RCS: One of the interesting things about the UConn story is that you’ve written extensively on the subject, including in your book Sole Influence, and that your perspective on cheating in college basketball is particularly nuanced. You told The Big Lead a few years ago, it’s not "made up of black hats and white hats. They are all grey hats. They about all cheat."
If all programs cheat, with regards to cheating in recruitment, what balance – what shade of gray – should college basketball enforce?
Wetzel: Well there are a couple of things on that. College basketball makes these rules. If they want to change their rules, go ahead. I don’t necessarily agree with their rules. But this is what they have as their standard. This is what they sell to the American public. They claim that their tournament is pure. They get a great deal of the media to believe in their white-hat, black-hat scenario, which is absurd. “This guy’s shady, this guy’s a saint” – it doesn’t work that way. But that’s how it’s consumed.
The NCAA enjoys tax-exempt status and other benefits from the government based on this idea that they’re operating an amateur athletic organization and that this stuff doesn’t happen. That’s a promise they made to Teddy Roosevelt. If you take the UConn case, you say, “Well, if the UConn coaching staff points out an alum and agent to a top recruit, and that alum, with their knowledge, takes care of the kid and gets him surgery, lodging, transportation and all these things, and then the kid goes to UConn, how amateur is that?” And it isn’t just UConn.

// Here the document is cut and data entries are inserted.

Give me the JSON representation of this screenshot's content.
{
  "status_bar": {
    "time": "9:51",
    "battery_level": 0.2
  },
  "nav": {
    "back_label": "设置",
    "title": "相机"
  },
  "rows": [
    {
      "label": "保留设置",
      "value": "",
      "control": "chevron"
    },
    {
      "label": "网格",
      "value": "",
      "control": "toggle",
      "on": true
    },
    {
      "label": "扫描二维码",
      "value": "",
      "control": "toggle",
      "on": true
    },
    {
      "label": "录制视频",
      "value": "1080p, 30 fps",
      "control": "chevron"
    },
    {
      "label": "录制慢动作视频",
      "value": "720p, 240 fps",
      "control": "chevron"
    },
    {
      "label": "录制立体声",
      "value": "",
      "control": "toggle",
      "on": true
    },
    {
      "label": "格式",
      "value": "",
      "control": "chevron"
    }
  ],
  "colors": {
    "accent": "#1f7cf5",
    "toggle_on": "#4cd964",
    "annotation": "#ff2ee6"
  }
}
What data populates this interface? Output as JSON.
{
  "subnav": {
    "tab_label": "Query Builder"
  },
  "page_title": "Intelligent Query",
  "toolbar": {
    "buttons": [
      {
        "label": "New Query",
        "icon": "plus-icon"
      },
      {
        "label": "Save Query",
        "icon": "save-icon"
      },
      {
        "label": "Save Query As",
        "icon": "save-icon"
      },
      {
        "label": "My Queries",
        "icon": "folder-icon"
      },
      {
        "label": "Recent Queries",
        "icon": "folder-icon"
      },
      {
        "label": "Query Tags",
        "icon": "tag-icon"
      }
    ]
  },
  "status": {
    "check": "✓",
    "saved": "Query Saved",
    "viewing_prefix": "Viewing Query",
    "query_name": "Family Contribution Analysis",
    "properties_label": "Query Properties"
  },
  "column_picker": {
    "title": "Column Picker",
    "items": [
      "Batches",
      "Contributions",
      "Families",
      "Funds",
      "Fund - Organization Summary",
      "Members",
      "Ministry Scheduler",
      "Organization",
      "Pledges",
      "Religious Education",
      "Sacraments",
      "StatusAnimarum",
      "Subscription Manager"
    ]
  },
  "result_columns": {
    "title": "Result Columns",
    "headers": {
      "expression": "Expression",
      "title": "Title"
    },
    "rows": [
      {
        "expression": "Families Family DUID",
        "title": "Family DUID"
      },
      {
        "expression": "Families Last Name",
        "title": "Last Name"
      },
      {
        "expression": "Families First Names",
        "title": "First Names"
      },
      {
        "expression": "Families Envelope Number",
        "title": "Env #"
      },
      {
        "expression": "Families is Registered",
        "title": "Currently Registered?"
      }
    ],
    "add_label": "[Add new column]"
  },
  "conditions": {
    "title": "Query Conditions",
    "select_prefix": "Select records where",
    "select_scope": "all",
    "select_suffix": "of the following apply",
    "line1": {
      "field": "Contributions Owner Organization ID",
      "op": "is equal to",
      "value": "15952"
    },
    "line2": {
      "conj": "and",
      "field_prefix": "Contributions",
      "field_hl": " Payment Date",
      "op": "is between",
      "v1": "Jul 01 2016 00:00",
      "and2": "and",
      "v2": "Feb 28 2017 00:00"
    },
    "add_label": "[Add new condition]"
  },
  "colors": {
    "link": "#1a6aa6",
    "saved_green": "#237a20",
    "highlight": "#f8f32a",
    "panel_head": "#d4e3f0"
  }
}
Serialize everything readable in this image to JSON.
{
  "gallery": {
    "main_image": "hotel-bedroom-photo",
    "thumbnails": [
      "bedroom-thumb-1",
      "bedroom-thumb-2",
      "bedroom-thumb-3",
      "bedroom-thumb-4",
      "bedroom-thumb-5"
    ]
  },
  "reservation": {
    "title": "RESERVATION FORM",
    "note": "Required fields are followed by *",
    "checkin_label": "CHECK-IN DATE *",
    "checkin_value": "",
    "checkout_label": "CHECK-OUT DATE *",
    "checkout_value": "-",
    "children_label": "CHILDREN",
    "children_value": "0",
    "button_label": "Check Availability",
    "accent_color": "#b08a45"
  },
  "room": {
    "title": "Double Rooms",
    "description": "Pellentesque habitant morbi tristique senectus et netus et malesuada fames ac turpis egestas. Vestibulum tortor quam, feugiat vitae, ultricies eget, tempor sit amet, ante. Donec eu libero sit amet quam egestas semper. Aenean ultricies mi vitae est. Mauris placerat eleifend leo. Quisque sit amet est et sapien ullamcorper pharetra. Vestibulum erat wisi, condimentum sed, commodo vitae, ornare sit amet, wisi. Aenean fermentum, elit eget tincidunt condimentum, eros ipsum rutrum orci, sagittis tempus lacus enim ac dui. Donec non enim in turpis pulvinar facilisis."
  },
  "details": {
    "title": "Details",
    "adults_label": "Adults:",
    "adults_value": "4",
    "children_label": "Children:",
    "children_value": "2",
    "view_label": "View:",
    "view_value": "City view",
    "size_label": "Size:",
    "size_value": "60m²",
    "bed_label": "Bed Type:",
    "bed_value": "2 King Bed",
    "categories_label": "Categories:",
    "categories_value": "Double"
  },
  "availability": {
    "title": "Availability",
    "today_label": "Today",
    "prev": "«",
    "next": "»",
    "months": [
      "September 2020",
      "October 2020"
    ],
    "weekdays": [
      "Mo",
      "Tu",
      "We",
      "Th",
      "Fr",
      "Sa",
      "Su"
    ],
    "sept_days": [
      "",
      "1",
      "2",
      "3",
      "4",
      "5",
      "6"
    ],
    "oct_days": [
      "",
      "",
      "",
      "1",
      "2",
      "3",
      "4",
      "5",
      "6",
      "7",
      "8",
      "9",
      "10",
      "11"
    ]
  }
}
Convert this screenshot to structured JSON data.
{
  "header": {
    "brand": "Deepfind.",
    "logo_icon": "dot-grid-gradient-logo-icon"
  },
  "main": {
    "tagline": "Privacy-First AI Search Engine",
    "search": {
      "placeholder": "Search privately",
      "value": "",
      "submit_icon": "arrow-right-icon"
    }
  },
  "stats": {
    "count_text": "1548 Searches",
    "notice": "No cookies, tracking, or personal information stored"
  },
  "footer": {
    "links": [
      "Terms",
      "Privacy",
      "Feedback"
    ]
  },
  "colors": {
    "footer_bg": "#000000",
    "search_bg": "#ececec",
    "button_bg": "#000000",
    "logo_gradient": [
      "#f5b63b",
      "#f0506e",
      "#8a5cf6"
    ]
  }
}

What the NCAA sells to the people, what CBS sells to the people, and what they sell to the government so they don’t have to pay billions in taxes, is a farce. That’s probably more my problem with them. If they want to change the rule, if they want to pay taxes, I don’t care. That’s their rules. But if they’re going to have rules, I think someone should call them out.